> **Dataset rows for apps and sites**

..............................

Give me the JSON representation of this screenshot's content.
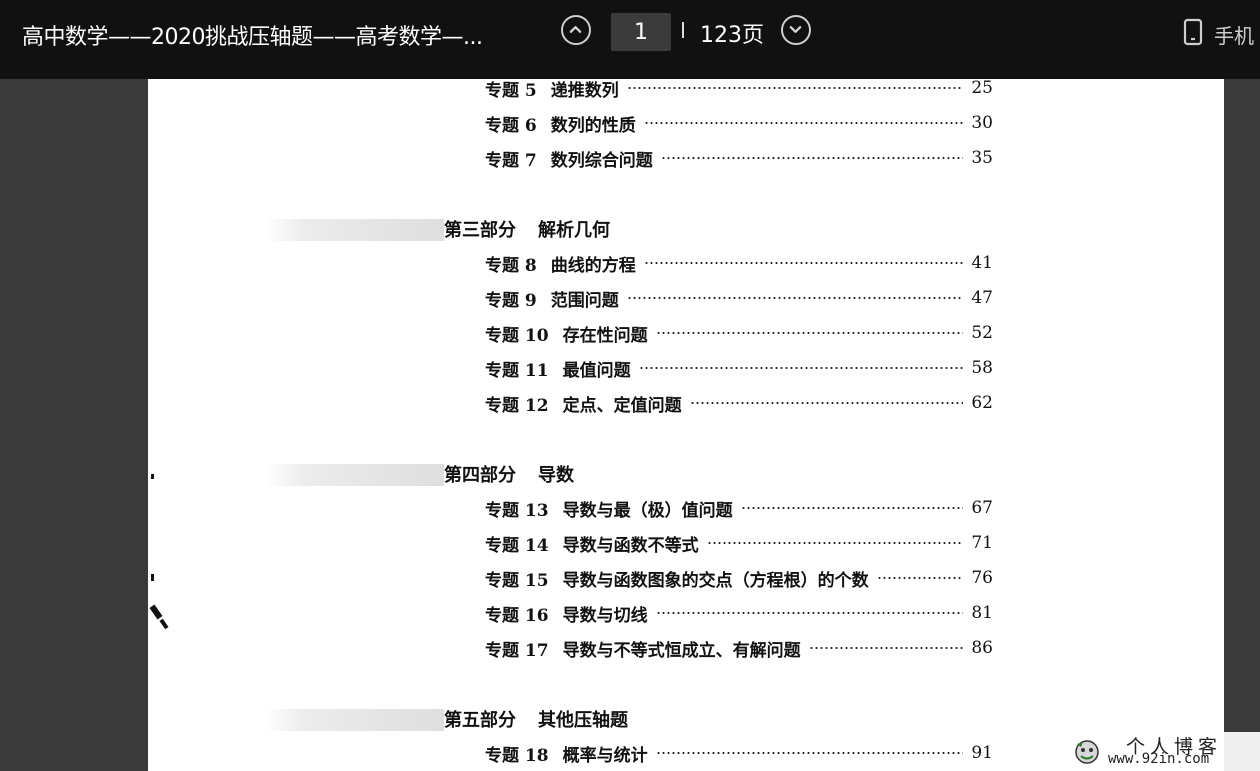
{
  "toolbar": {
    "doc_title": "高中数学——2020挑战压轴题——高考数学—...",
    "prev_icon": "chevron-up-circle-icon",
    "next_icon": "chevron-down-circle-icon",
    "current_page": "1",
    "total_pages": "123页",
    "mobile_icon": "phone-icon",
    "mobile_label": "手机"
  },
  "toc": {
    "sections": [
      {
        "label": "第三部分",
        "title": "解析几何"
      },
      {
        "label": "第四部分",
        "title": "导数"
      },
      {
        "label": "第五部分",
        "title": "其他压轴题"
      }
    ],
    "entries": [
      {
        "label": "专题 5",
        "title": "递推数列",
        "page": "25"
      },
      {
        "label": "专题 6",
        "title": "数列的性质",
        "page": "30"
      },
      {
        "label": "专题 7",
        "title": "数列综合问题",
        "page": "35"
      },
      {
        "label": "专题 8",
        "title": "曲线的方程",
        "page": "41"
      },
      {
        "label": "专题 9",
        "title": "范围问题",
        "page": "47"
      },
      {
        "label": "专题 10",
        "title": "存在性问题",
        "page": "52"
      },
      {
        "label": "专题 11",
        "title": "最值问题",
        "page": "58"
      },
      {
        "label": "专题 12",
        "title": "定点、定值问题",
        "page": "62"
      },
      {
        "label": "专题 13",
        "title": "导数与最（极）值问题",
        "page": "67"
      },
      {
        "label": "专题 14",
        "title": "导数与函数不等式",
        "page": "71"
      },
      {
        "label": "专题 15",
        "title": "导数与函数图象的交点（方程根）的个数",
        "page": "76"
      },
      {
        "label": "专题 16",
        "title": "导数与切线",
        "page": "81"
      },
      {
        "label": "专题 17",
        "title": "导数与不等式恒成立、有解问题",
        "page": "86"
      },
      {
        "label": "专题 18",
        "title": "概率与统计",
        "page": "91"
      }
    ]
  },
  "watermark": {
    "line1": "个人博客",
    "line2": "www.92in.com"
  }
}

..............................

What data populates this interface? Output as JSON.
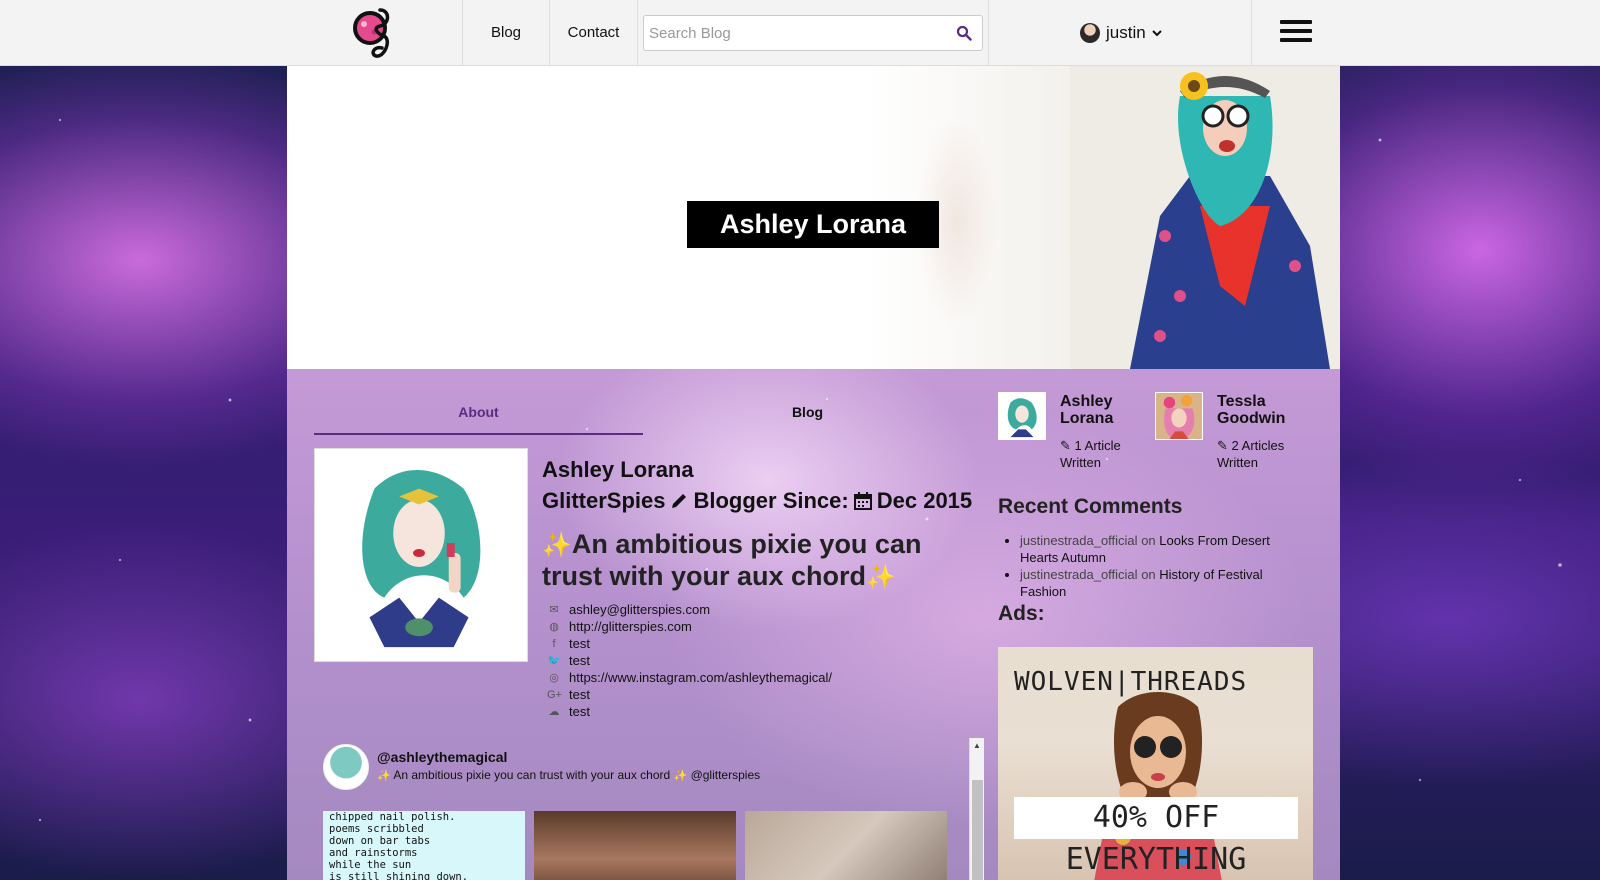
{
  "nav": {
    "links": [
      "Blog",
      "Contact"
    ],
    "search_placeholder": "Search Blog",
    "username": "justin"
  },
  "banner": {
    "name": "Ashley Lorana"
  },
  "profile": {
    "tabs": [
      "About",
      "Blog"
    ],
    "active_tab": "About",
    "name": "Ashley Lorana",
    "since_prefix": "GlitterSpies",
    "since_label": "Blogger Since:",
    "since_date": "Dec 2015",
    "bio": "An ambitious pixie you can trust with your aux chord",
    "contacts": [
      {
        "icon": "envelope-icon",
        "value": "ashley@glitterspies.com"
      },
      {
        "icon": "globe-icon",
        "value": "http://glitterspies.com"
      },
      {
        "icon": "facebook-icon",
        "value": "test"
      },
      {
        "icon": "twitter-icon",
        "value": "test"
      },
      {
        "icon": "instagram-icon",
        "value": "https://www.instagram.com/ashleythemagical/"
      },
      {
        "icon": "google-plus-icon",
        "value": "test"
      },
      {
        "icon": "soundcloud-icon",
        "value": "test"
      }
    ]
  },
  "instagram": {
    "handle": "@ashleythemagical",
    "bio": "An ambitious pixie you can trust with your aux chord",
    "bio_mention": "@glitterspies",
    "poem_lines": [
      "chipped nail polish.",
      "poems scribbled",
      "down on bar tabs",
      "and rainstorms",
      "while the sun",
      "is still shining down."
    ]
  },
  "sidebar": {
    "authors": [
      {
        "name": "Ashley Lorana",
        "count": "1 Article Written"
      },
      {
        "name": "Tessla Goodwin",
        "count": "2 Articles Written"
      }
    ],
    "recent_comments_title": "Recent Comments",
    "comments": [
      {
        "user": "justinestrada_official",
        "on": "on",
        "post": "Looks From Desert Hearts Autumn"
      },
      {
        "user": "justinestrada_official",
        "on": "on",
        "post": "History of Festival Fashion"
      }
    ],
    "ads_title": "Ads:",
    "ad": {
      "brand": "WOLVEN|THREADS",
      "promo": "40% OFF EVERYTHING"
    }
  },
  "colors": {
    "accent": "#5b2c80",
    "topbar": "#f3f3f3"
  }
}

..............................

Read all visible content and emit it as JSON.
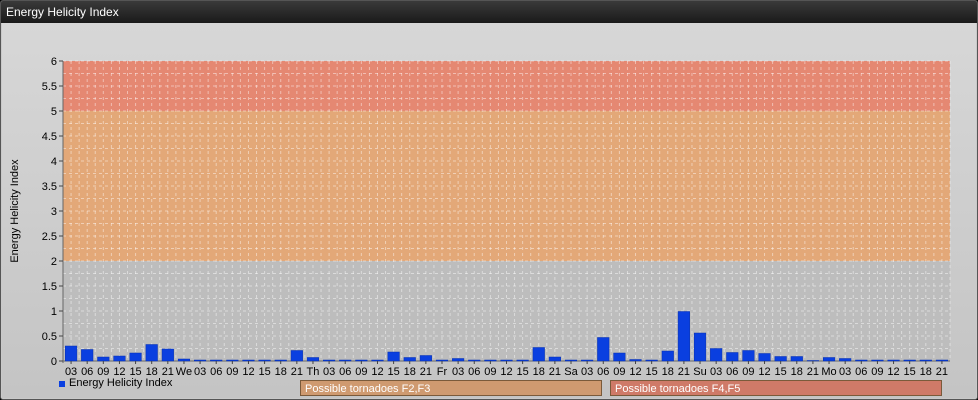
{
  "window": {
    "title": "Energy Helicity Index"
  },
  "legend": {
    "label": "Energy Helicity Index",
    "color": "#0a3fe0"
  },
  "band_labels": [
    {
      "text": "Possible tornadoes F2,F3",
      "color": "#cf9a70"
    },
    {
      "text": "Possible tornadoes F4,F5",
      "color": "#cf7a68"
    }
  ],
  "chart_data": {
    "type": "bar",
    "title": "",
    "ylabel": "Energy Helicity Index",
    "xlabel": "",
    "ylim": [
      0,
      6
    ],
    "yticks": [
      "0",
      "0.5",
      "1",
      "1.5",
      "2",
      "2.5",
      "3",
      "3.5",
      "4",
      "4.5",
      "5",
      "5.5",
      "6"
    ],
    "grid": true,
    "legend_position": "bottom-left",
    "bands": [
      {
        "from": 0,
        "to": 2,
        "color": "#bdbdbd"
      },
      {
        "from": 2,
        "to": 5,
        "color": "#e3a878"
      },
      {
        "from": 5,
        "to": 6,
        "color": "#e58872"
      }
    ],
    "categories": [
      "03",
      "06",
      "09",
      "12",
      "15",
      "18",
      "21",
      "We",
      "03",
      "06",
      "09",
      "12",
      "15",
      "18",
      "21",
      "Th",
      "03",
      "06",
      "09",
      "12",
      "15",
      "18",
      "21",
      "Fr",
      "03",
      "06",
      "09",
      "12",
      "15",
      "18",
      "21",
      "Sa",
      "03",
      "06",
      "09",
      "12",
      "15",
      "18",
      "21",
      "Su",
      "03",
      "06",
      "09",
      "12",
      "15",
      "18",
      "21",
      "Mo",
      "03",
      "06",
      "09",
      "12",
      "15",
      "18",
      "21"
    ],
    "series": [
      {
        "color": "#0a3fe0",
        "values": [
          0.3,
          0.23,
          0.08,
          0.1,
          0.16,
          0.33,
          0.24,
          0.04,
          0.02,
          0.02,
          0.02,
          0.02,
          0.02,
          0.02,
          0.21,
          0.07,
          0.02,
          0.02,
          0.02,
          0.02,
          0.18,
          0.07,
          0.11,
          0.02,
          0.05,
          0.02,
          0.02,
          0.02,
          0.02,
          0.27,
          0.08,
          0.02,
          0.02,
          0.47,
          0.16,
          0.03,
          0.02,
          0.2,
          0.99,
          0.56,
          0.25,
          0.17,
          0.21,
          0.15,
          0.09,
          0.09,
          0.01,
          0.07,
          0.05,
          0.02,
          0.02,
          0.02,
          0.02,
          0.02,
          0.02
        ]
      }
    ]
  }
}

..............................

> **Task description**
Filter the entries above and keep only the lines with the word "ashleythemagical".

> **Answer below**
        "value": "https://www.instagram.com/ashleythemagical/"
    "handle": "@ashleythemagical",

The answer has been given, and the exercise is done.